Josh Hartnett has become one of the hottest properties in Hollywood, but that success has been largely due to his performances in action movies. It was only a matter of time before he branched out, but Josh if I were you I would stick to what you do best. He doesn’t have the comic skills, timing and screen presence to play the lead in a comedy movie and the film suffers because of this. 40 Days and 40 Nights is the perfect example of a Saturday Night rental flick. Its entertaining enough, but won’t have you coming back for multiple viewings.

40 Days and 40 Nights
The movie is presented in its theatrical aspect ratio of 1.85:1 anamorphic widescreen, and is another fine effort from Universal. This winter has seen a number of releases from the studio and most of them have been of the highest standard. Due to the nature of this film there is not an awful lot to test this transfer, but everything that is thrown at it gets dealt with proficiently. Colour reproduction is spot on and the flesh tones are also realistic. Black levels are also solid throughout. Having only been released this year the transfer detail is superb as would be expected. Sometimes new transfers can appear a little too soft, this transfer looks spot on.  There appeared to be no damage to the print and the grain levels have been kept to a minimum. Compression artefacts are also no-existent and thankfully there are no edge enhancements visible. This transfer is not quite reference quality, but there is little to grumble about.

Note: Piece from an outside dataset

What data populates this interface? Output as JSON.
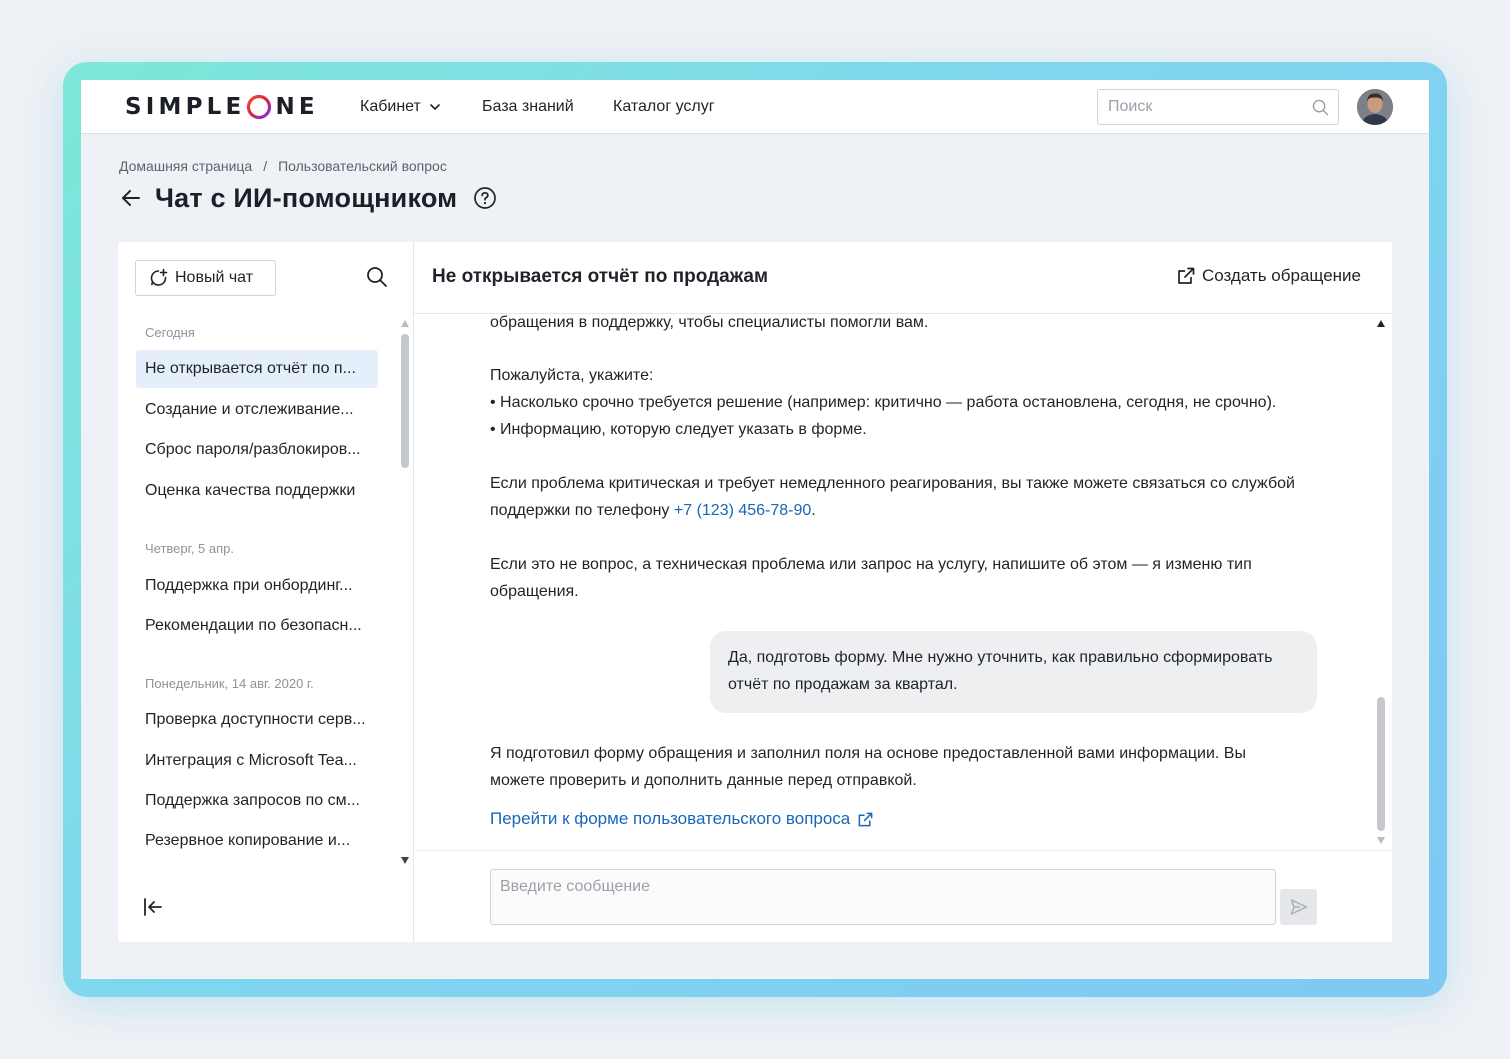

Universal have provided two soundtracks with this release. As well as an English Dolby Digital 5.1 track, there is also a Hungarian equivalent, which is a little surprising. Normally region two releases have more universal languages like French or German. Anyone know if the movie was a success in Hungary then? The movie has got quite an active musical soundtrack which excels this track above the normal run of the mill comedy. The musical score often finds its way to the rears which is pleasant change. However, this is by no means a full surround experience. Dialogue is also reproduced clearly through the front speakers. This is not a bad effort and probably better than I would expected. Subtitles are provided in seven different languages.

Sadly the extras section is a little sparse with this DVD release. There are only a couple of extras on offer with the screen specific audio commentary being the main selling point. The commentary is with director Michael Lehmann, producer Michael London and screenwriter Robert Perez. The commentary is very detailed with the commentators leaving no detail unexplored. However, the commentary is also quite dull as well. Considering the nature of the movie I was expecting some fun and jokes from this commentary, but sadly the speakers seem keen to give a serious accompaniment to the movie. A commentary for real fans of the movie. Also found on the disc is a theatrical teaser trailer which lasts for about thirty seconds. The trailer shows Josh Hartnett’s character speaking about the vow he has taken. The trailer also features Shannyn Sossamon.

40 Days and 40 Nights
40 Days and 40 Nights passed through the cinemas relatively unnoticed and chances are its DVD release will be a quiet affair. On paper the film looks quite promising, but a lack of direction and unoriginal sketches leads to an uninspiring few hours. Its not bad, but there are better comedies out there to spend your money on this Christmas. This DVD release is a bit like the film, being very hit and miss. An impressive transfer is sorely let down by a lacklustre extras list. This release is worth checking out, but you are probably better off saving your money and making this a rental instead of a retail purchase.